[Q&A] Crypto exchanges Bithumb, Upbit, Korbit get green light
[THE INVESTOR] The Korea Blockchain Association on July 11 said a dozen cryptocurrency exchanges received the green light during its inaugural self-regulatory review. They include Bithumb, Upbit, Korbit, Coinone, Dexko, Neoframe, Gopax, OKCoin Korea, Coinzest, Coinplug, Hanbitco and Huobi Korea.
Initially, 14 exchanges signed up for the evaluation in April, but two withdrew. The association declined to give further information about them.
The review, conducted by third-party experts, consisted of two parts: general review and security assessment.
Under the general review that inspected 28 criteria, the exchanges are required to have more than 2 billion won (US$1.78 million) in assets, disclose information of new coin listings, store at least 70 percent of cryptocurrency deposits in a “cold wallet,” prevent price manipulation and install a set of anti-money-laundering rules, among others.
The security assessment was conducted through four rounds of interviews with the security officers of the exchanges. In total, it reviewed 66 criteria within eight large sections, including user certification, network, wallet, server, access control, restoration, management and personal data protection.
“Passing the evaluation does not mean the exchanges have perfect security or service,” Jeon Ha-jin, chairman of the self-regulatory committee of the association, told reporters in Seoul. “They simply met the minimum standard required to protect users.”
The association -- composed of 23 exchanges -- said it will review the remaining 11 exchanges as soon as possible.
Following is the Q&A session during a related press conference.
Q: Can you disclose the evaluation results of individual exchanges?
A: We cannot give out the exact scores, as it could make some of them vulnerable to cyberattacks. The review is to certify that these exchanges are armed with minimum security standards to protect users. We plan to adopt a more systematic grading process in the next round.
Q: What caused the delay in the assessment that was supposed to be announced in June?
A: All 12 exchanges passed the general review. But for the security assessment, there was a huge gap between the exchanges in their level of cybersecurity. Nine of the exchange’s security systems were deemed insufficient compared to what we had expected. So we requested for modifications, which caused the delay.
Q: You began the self-review with 14 exchanges initially. What happened to the other two firms?
A: In April, 14 exchanges applied for self-evaluation. But two of exchanges felt they weren’t ready so they backed out, saying they will do it when they are ready. So only 12 exchanges conducted the self-review.
Q: Are all member exchanges required to pass self-regulatory measures?
A: When the association first kicked off with 23 member exchanges, we had not prepared the self-regulatory measures. But from now on, we are planning to make self-review as a prerequisite to gain membership of the association.
Q: Are you seeking to enroll a group insurance program for the exchanges?

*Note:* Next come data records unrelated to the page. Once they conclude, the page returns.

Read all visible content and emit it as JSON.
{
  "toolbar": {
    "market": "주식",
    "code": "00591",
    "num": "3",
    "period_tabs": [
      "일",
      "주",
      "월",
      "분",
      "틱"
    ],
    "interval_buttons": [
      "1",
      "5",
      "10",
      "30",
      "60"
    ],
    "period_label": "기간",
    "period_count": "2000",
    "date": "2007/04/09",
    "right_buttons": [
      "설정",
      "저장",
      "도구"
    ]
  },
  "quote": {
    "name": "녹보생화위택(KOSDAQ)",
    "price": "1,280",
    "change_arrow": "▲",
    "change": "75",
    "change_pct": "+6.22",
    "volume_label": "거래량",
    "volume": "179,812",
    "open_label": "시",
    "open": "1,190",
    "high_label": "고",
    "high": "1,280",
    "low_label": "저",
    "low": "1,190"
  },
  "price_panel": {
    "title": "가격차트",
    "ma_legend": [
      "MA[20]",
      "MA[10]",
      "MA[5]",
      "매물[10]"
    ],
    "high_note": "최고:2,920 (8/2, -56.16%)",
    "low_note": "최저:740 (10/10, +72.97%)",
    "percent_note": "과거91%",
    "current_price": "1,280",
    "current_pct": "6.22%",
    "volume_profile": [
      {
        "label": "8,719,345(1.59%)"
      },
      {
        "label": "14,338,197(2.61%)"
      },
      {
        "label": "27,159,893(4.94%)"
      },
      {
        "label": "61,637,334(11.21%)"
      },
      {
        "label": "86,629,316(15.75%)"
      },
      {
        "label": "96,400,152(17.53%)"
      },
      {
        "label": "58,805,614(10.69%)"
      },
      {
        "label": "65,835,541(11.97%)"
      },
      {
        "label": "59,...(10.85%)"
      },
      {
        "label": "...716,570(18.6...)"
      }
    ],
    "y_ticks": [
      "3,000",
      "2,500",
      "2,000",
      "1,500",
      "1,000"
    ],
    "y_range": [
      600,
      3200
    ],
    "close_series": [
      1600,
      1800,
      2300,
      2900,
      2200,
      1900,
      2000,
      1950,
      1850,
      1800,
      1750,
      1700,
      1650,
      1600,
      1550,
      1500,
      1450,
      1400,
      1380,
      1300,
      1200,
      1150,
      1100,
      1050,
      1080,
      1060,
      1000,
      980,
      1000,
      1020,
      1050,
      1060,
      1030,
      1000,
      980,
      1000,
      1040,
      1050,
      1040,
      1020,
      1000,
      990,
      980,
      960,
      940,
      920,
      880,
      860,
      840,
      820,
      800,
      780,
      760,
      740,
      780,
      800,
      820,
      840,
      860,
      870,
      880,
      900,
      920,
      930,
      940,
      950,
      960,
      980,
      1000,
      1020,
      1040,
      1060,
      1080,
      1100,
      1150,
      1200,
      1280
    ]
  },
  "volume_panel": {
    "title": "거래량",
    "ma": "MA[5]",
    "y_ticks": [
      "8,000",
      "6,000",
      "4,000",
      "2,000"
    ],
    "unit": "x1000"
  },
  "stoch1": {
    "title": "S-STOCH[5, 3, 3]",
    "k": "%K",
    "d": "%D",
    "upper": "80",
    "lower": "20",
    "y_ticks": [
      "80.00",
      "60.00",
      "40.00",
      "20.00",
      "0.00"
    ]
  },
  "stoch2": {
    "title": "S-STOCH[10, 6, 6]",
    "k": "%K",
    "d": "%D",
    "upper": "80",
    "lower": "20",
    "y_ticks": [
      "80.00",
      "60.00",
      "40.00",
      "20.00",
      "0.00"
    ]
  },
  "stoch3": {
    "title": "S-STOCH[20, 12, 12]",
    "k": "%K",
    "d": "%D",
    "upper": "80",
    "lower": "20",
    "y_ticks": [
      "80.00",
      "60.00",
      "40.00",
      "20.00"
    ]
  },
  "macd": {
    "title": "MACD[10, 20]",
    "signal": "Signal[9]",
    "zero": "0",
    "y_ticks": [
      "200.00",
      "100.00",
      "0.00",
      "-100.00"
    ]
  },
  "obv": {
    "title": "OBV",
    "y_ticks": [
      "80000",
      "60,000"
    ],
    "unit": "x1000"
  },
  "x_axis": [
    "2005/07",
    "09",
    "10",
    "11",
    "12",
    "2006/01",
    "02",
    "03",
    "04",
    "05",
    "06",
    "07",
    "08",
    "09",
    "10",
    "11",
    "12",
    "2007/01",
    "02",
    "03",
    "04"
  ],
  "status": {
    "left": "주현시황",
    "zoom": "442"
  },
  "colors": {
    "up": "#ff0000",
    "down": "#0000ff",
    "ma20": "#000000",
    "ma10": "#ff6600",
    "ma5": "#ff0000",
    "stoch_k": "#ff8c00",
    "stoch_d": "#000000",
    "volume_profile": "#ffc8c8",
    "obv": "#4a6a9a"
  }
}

A: We are currently reviewing three insurers -- Hanwha General Insurance, Hyundai Marine & Fire Insurance and DB Insurance, that have offered their program to us. But all the exchanges differ by asset size and transaction volumes. So we will soon select a preferred insurer for the association, and each exchange can contact the insurer to discuss the terms.
Q: Some exchanges are still unable to operate here because the banks are refusing to issue new real-name accounts. What’s the update? Would the exchanges that passed the self-review gain bank approval?
A: At the moment, no such discussion between the association and the banks or the government is going on.
Q: Despite the self-review initiative, hacking incidents are still occurring, including that of Bithumb. What is your position?
A: The self-review approval cannot prevent cyberattacks entirely. Exchanges with bigger assets are more vulnerable to such attacks because of their fund size. These exchanges have to continue to strengthen their security. There is no such thing as a safe exchange. The self-review is a minimum requirement to assure security.
By Ahn Sung-mi (firstname.lastname@example.org)